The Pentagon is more of a threat to America then any barefoot “terrorists”.
Congress in league with the Military Industrial Complex has LOOTED the Treasury of TRILLIONS
9/10/2001: Rumsfeld says $2.3 TRILLION Missing from Pentagon,
01/30/2012 The Pentagon doesn’t know what happened to more than $100 million in cash held at Saddam Hussein’s palace in Baghdad .

#18 Comment By Bruce Klemash On December 17, 2012 @ 12:23 pm

Start by shuttering about 1/3 of overseas bases and all the 250+ golf courses. Then start cutting the number of admirals and generals with their outrageous staffs.

#19 Comment By Major Martin On December 17, 2012 @ 8:55 pm

The Pentagon could probably save several million just by reducing the number of silly, useless medals pinned to the breasts of armchair officers.

Pat Oliphant, where are you when we need you?

#20 Comment By Veteran On December 17, 2012 @ 9:10 pm

Bruce K. is right. Only in a bizarre world where, because the wars are undeclared, defense contractors can take home $25 million a year- in WWI, WWII and even Korea, this was unheard of, the entire nation is impoverished by lapel-pin patriots who claim that no price is too high for “defense”
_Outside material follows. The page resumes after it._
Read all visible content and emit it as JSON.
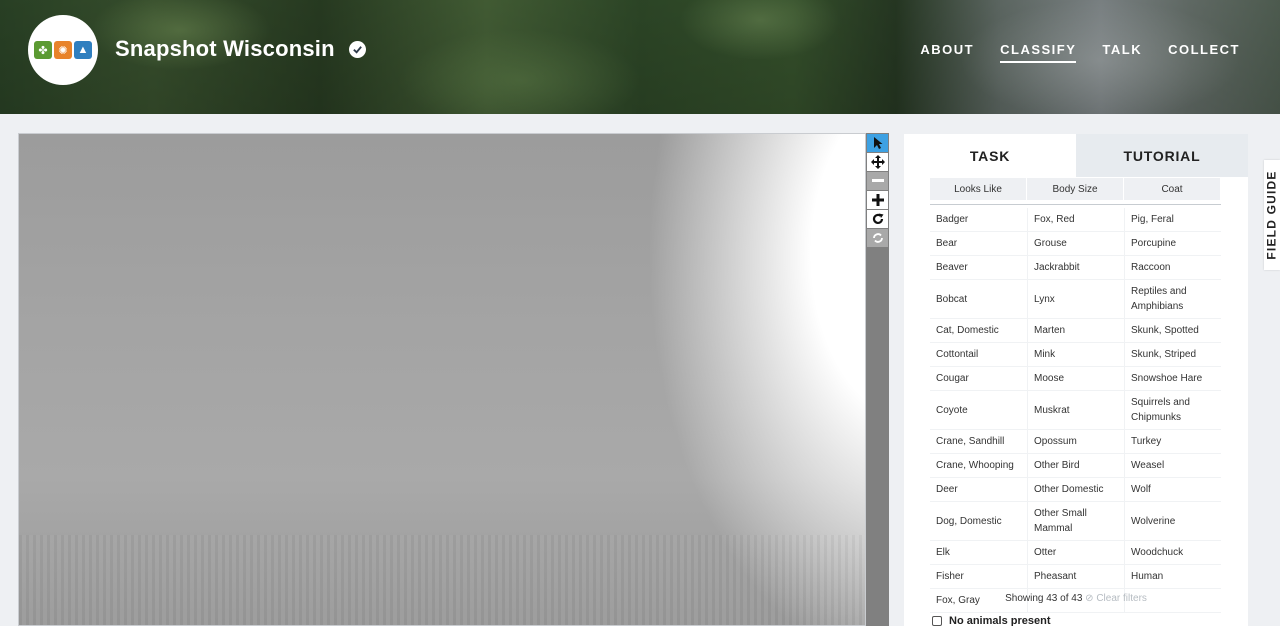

#21 Comment By Steven InDallas On December 18, 2012 @ 3:32 pm

If our military industry has to outspend the next 5 largest defense budgets COMBINED in order to keep us safe, then they aren’t very good at their jobs, are they?

We should be able to pick the second highest budget, add 10% to that and still stay dominant. If we don’t have the guys that can make that happen, then get rid of them and find the guys who can.

(A large part of the problem is that so much of our defense budget is going to enrich the CEO’s of military industry.)

Steven in Dallas

#22 Comment By Rocketman On December 19, 2012 @ 7:13 pm

The REAL problem isn’t being addressed. Unless the president and congress decide that America is no longer the world’s policeman and cut back significantly on our foreign misadventures it won’t matter how much or how little money is spent by the DOD because it simply won’t be enough. Right now America’s fighting men are tired from multiple deployments and our equipment is worn out. This is the perfect time to let countries like Germany and Japan know that they are going to have to start paying for their own defense and then use that money to begin rebuild our equipment to be able to get America back to where we can defend ourselves which is something that we currently can’t.